**Given records:**
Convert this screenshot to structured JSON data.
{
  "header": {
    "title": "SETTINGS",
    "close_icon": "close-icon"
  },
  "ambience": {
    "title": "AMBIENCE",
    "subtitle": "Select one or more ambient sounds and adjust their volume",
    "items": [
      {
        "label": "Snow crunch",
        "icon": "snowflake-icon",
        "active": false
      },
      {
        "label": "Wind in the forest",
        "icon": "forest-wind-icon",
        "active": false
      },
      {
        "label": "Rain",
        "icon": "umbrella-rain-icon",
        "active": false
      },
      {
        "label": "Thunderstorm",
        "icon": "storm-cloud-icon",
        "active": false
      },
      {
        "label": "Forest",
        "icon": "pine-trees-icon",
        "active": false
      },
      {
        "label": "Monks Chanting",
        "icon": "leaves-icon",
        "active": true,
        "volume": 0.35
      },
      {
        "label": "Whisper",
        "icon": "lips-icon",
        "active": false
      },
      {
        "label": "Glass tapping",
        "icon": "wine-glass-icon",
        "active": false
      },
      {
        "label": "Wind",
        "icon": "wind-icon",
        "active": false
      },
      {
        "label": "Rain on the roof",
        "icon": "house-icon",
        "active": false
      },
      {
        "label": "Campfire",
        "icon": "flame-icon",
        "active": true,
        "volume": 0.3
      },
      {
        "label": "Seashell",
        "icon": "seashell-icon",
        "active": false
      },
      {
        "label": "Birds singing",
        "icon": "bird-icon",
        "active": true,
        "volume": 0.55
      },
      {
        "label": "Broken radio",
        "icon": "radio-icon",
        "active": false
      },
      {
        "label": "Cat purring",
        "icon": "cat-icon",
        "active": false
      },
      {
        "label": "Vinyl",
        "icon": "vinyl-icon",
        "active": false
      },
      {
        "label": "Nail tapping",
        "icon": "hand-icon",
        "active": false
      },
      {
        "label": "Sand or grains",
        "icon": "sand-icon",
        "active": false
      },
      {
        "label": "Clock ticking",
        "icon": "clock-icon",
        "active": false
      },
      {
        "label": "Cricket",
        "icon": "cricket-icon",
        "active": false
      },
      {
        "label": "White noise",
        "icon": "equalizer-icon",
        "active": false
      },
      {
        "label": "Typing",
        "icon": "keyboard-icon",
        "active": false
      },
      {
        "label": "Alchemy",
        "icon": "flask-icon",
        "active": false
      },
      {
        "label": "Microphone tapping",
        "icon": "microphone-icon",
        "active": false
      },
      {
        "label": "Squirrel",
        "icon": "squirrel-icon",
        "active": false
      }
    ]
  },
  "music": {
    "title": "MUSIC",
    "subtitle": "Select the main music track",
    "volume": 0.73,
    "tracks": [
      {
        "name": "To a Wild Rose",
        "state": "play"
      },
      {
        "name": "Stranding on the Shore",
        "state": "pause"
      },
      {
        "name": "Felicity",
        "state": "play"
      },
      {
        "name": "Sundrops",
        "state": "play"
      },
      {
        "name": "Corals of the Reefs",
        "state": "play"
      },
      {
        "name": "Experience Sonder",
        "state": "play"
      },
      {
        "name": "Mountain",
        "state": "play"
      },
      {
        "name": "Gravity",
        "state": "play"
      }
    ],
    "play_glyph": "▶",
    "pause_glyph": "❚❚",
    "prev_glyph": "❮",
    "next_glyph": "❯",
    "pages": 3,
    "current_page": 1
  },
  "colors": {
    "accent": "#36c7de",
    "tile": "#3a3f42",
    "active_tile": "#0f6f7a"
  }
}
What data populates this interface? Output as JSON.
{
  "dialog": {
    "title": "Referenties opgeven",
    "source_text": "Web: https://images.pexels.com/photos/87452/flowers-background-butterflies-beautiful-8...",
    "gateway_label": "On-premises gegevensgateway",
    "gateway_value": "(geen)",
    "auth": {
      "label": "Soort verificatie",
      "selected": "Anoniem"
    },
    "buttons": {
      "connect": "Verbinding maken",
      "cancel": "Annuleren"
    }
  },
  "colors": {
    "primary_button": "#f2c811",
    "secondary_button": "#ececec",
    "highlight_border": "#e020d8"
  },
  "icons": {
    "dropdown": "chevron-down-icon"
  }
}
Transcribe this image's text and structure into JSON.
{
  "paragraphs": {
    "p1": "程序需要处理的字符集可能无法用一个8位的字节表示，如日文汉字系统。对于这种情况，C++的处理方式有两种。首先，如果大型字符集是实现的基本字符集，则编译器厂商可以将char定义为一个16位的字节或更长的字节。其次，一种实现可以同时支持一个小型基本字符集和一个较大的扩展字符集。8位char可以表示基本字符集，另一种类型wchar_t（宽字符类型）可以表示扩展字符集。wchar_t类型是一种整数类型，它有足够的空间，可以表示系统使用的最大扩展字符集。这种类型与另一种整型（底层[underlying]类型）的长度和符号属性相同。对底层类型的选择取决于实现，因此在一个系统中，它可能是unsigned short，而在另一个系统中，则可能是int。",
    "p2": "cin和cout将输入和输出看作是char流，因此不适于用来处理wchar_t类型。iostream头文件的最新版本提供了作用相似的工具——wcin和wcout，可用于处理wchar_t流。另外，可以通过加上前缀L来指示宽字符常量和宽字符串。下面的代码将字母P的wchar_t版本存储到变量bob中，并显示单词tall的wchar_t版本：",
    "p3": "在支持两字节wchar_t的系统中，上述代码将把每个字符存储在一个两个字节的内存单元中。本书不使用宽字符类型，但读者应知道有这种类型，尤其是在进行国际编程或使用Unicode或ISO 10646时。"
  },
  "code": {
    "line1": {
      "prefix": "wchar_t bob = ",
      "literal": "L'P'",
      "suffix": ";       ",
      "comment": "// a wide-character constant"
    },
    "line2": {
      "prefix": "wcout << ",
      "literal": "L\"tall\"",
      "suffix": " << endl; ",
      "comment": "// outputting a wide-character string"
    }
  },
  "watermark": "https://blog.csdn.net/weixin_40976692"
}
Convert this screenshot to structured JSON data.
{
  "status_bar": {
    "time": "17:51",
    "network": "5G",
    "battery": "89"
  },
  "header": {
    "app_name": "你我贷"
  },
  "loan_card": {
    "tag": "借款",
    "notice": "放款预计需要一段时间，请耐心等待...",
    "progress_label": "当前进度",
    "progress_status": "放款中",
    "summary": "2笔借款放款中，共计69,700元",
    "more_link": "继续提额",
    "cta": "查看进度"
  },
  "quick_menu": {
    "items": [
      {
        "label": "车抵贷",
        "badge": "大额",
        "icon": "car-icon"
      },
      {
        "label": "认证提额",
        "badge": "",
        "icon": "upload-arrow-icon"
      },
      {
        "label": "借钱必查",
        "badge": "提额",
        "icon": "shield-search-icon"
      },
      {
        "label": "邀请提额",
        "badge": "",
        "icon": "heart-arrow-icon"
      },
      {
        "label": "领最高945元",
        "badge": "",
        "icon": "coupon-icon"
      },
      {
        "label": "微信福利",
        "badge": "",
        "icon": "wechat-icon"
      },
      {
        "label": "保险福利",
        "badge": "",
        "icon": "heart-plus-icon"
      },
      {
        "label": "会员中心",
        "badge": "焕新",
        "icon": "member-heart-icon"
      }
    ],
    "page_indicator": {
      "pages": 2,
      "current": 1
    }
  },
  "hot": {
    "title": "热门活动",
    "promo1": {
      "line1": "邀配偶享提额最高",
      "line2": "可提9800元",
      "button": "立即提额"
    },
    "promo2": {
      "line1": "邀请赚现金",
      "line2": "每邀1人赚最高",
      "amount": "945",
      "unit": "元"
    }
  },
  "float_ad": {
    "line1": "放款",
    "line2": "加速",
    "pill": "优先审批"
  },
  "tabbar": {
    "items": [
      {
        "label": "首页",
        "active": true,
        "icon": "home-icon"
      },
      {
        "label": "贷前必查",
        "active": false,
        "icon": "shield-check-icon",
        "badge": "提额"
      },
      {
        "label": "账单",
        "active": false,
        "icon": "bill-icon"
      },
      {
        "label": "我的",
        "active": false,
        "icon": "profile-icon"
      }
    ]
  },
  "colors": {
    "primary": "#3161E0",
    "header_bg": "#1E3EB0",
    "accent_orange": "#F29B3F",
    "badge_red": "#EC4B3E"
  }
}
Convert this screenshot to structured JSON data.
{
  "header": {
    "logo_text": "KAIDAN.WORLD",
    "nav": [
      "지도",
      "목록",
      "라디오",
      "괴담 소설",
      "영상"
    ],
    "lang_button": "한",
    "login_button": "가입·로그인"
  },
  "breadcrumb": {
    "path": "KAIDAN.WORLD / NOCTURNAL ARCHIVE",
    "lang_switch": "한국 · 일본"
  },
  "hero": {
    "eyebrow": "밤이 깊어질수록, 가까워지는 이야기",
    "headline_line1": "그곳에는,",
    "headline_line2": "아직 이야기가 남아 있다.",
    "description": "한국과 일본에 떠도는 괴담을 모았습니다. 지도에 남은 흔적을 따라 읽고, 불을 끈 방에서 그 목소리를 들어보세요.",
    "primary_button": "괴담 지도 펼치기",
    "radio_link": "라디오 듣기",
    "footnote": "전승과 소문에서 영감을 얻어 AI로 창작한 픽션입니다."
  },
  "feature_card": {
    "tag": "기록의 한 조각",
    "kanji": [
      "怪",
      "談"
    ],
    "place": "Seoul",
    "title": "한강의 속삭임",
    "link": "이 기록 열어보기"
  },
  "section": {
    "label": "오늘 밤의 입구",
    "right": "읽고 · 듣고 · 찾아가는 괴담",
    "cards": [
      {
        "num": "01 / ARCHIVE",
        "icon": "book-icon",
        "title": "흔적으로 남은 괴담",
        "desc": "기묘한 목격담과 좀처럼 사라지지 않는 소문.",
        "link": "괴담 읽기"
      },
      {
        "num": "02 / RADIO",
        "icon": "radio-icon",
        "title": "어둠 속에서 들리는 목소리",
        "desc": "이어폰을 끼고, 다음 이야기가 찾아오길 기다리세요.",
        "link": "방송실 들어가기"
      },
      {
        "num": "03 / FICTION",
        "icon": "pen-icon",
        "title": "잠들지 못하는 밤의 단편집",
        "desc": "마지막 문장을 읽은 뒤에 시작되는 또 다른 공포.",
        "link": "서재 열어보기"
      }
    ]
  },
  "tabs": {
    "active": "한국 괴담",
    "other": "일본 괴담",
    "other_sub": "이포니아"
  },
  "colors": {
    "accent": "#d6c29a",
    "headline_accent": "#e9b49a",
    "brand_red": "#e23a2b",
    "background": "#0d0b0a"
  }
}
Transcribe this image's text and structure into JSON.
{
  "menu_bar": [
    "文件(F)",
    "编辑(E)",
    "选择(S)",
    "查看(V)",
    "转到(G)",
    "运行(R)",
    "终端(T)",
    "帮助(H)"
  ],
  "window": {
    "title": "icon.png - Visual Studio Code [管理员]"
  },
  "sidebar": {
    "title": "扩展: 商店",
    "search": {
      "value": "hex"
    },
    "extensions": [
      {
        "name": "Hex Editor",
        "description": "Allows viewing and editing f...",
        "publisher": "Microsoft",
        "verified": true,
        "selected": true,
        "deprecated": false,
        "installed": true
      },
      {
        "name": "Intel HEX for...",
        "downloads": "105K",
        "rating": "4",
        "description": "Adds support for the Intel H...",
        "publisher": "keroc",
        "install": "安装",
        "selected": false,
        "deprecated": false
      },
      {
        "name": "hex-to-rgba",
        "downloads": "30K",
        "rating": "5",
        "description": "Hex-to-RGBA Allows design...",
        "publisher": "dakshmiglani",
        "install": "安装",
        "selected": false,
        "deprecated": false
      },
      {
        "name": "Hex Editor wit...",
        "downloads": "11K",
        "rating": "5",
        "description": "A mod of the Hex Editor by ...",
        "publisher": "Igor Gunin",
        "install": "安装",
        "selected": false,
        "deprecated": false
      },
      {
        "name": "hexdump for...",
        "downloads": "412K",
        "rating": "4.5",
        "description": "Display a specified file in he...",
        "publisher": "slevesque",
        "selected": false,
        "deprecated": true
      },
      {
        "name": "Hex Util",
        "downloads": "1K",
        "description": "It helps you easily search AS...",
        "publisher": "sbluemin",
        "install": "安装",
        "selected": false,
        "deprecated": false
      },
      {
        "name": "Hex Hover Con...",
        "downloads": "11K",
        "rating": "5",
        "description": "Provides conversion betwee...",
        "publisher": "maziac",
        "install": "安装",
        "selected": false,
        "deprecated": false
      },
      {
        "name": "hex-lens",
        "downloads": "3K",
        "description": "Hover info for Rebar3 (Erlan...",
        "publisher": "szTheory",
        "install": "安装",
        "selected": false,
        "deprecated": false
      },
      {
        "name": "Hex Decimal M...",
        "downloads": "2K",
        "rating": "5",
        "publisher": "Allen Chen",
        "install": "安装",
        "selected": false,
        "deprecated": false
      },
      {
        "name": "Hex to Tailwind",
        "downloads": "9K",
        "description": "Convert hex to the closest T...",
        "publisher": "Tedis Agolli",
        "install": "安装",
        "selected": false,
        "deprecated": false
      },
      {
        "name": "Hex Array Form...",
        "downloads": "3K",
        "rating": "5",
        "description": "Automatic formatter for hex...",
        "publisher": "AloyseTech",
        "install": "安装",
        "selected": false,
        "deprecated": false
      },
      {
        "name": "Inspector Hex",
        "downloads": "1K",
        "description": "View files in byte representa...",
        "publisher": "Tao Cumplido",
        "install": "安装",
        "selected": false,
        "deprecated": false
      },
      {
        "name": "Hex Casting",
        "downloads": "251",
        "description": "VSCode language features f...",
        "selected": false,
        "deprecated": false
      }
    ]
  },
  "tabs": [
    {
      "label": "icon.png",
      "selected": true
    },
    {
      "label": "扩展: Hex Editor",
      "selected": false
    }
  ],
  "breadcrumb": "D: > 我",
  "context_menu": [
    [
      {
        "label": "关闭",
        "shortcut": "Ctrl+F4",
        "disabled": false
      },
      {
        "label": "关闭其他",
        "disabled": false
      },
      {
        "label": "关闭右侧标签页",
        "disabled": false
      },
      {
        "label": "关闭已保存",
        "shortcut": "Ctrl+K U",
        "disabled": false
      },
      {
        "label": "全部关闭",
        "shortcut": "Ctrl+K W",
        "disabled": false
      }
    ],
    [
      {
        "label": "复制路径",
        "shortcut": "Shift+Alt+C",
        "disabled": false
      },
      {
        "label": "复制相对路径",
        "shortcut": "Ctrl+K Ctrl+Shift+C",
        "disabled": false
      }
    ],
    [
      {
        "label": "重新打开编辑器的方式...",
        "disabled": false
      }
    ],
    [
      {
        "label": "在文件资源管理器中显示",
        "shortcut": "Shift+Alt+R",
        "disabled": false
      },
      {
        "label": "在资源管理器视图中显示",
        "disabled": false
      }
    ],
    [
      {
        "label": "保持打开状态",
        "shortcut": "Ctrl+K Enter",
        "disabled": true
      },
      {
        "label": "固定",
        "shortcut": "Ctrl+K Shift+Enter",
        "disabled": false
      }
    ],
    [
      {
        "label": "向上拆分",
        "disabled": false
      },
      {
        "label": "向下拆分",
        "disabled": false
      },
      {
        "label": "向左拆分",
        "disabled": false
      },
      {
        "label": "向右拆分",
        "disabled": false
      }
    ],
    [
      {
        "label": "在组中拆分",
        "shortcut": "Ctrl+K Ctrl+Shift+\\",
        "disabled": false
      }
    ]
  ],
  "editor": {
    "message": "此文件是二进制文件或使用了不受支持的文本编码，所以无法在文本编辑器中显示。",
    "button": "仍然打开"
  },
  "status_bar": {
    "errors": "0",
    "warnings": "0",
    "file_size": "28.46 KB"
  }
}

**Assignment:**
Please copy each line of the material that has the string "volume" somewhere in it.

**Task result:**
    "subtitle": "Select one or more ambient sounds and adjust their volume",
        "volume": 0.35
        "volume": 0.3
        "volume": 0.55
    "volume": 0.73,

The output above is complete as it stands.